- _Exercise_: Without any alteration, retype the records that appear below.

*** Listed records ***

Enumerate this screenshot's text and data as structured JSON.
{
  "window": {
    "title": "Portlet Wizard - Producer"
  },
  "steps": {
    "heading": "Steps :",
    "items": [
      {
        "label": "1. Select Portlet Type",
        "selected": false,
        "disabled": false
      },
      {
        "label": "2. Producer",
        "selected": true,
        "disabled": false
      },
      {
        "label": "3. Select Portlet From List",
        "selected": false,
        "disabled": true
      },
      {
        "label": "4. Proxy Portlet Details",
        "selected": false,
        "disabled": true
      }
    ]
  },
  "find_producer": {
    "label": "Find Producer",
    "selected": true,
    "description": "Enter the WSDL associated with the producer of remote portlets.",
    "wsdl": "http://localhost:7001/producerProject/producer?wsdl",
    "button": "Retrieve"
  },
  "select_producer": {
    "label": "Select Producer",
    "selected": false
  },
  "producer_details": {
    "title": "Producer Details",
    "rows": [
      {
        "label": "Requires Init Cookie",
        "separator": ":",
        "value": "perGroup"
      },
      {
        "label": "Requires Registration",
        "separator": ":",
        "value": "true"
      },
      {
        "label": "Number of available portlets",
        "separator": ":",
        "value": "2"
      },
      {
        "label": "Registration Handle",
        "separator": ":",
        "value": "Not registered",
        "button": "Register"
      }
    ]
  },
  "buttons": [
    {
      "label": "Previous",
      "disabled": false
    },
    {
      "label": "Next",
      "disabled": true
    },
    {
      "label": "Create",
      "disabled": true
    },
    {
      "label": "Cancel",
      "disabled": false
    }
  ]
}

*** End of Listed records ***

- _Output for this exercise_:
Enumerate this screenshot's text and data as structured JSON.
{
  "window": {
    "title": "Portlet Wizard - Producer"
  },
  "steps": {
    "heading": "Steps :",
    "items": [
      {
        "label": "1. Select Portlet Type",
        "selected": false,
        "disabled": false
      },
      {
        "label": "2. Producer",
        "selected": true,
        "disabled": false
      },
      {
        "label": "3. Select Portlet From List",
        "selected": false,
        "disabled": true
      },
      {
        "label": "4. Proxy Portlet Details",
        "selected": false,
        "disabled": true
      }
    ]
  },
  "find_producer": {
    "label": "Find Producer",
    "selected": true,
    "description": "Enter the WSDL associated with the producer of remote portlets.",
    "wsdl": "http://localhost:7001/producerProject/producer?wsdl",
    "button": "Retrieve"
  },
  "select_producer": {
    "label": "Select Producer",
    "selected": false
  },
  "producer_details": {
    "title": "Producer Details",
    "rows": [
      {
        "label": "Requires Init Cookie",
        "separator": ":",
        "value": "perGroup"
      },
      {
        "label": "Requires Registration",
        "separator": ":",
        "value": "true"
      },
      {
        "label": "Number of available portlets",
        "separator": ":",
        "value": "2"
      },
      {
        "label": "Registration Handle",
        "separator": ":",
        "value": "Not registered",
        "button": "Register"
      }
    ]
  },
  "buttons": [
    {
      "label": "Previous",
      "disabled": false
    },
    {
      "label": "Next",
      "disabled": true
    },
    {
      "label": "Create",
      "disabled": true
    },
    {
      "label": "Cancel",
      "disabled": false
    }
  ]
}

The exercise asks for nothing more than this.